Valeriy Lobanovskyi had the ability to get the absolute best out of the players he worked with.


Valeriy Lobanovskyi never yelled at us, nor he ever tried to 'sort things out' with anyone.


Many observers, players and managers credited Valeriy Lobanovskyi for being able to always improve as a manager.


Players were to have individual technical coaching so as to equip them better to fulfil the tasks Valeriy Lobanovskyi set them during a game; specific tactics and tasks for each player were drawn up according to the opponents; and a strategy was devised for a competition as a whole, placing each game in context by acknowledging that it is impossible for a side to maintain maximal levels over a protracted period.

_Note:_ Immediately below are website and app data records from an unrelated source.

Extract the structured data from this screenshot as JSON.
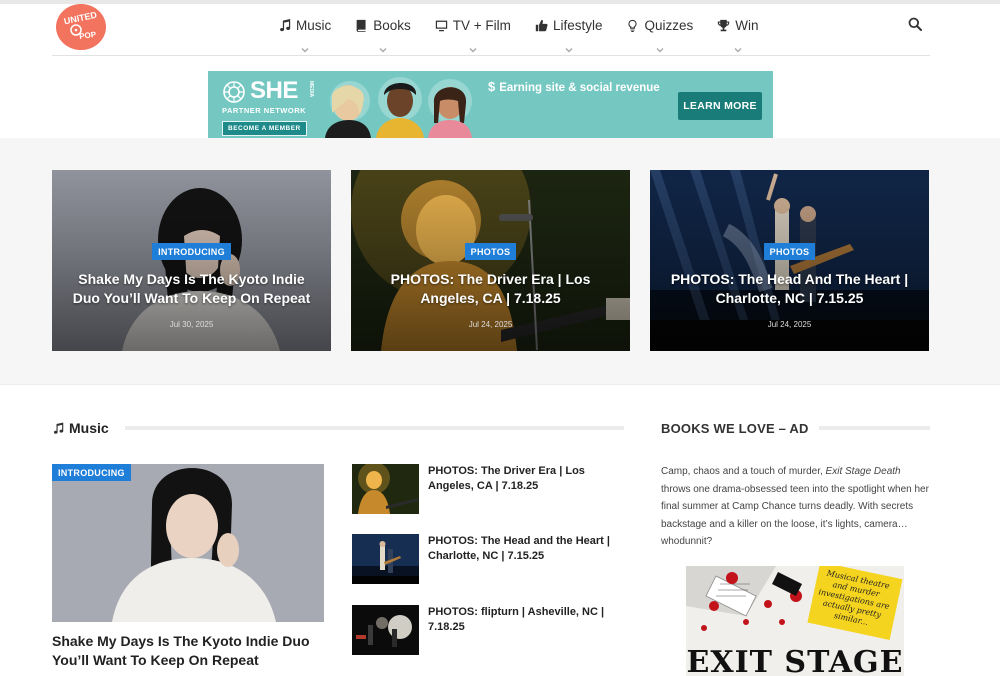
{
  "logo": {
    "text": "UNITED BY POP",
    "color": "#f2735e"
  },
  "nav": {
    "items": [
      {
        "label": "Music",
        "icon": "music-note-icon"
      },
      {
        "label": "Books",
        "icon": "book-icon"
      },
      {
        "label": "TV + Film",
        "icon": "tv-icon"
      },
      {
        "label": "Lifestyle",
        "icon": "thumbs-up-icon"
      },
      {
        "label": "Quizzes",
        "icon": "lightbulb-icon"
      },
      {
        "label": "Win",
        "icon": "trophy-icon"
      }
    ],
    "search_icon": "search-icon"
  },
  "banner": {
    "brand": "SHE",
    "brand_sub": "MEDIA",
    "network": "PARTNER NETWORK",
    "member_cta": "BECOME A MEMBER",
    "tagline": "Earning site & social revenue",
    "cta": "LEARN MORE",
    "bg_color": "#75c8c2"
  },
  "featured": [
    {
      "badge": "INTRODUCING",
      "title": "Shake My Days Is The Kyoto Indie Duo You’ll Want To Keep On Repeat",
      "date": "Jul 30, 2025"
    },
    {
      "badge": "PHOTOS",
      "title": "PHOTOS: The Driver Era | Los Angeles, CA | 7.18.25",
      "date": "Jul 24, 2025"
    },
    {
      "badge": "PHOTOS",
      "title": "PHOTOS: The Head And The Heart | Charlotte, NC | 7.15.25",
      "date": "Jul 24, 2025"
    }
  ],
  "music_section": {
    "heading": "Music",
    "main": {
      "badge": "INTRODUCING",
      "title": "Shake My Days Is The Kyoto Indie Duo You’ll Want To Keep On Repeat"
    },
    "list": [
      {
        "title": "PHOTOS: The Driver Era | Los Angeles, CA | 7.18.25"
      },
      {
        "title": "PHOTOS: The Head and the Heart | Charlotte, NC | 7.15.25"
      },
      {
        "title": "PHOTOS: flipturn | Asheville, NC | 7.18.25"
      }
    ]
  },
  "sidebar": {
    "heading": "BOOKS WE LOVE – AD",
    "text_before": "Camp, chaos and a touch of murder, ",
    "book_title": "Exit Stage Death",
    "text_after": " throws one drama-obsessed teen into the spotlight when her final summer at Camp Chance turns deadly. With secrets backstage and a killer on the loose, it’s lights, camera… whodunnit?",
    "cover_note": "Musical theatre and murder investigations are actually pretty similar...",
    "cover_title": "EXIT STAGE"
  },
  "accent_color": "#1f7ed8"
}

Valeriy Lobanovskyi's forwards were highly versatile, being equally capable of shifting to the flanks, organizing attacks as playmakers, joining midfield in defensive formations and even dropping back to help the full-backs during spells of opponent pressure.


Valeriy Lobanovskyi always stressed the importance of the first seconds of an attack after winning the ball, as it is in these seconds that the opposition is less ready to defend in an organized manner.


Valeriy Lobanovskyi put meticulous attention to set-pieces both in attack and in defense.


Valeriy Lobanovskyi had Oleksiy Mykhaylychenko man-mark Holland's Ruud Gullit in the Euro 1988 final.


Valeriy Lobanovskyi was tactically versatile and would make risky changes during matches to alter the course of the game.


Valeriy Lobanovskyi insisted that a player should be able to play in more than one position.


Valeriy Lobanovskyi converted Aleksei Gerasimenko, originally a striker who had scored 46 goals in 71 games with FC Kuban Krasnodar, into a right midfielder, a right full-back, and even into a sweeper.


Valeriy Lobanovskyi had already found their replacements in Alyaksandr Khatskevich and Valentin Belkevich, and the team made an even more spectacular run next season.


In 2003, Valeriy Lobanovskyi was awarded FIFA Order of Merit, the highest honour awarded by FIFA.


Valeriy Lobanovskyi was born in Kyiv to Vasyl Mykhailovych Lobko-Lobanovsky and Oleksandra Maksymivna Boichenko.


Valeriy Lobanovskyi was married to Ada Lobanovska, the couple had a daughter named Svitlana.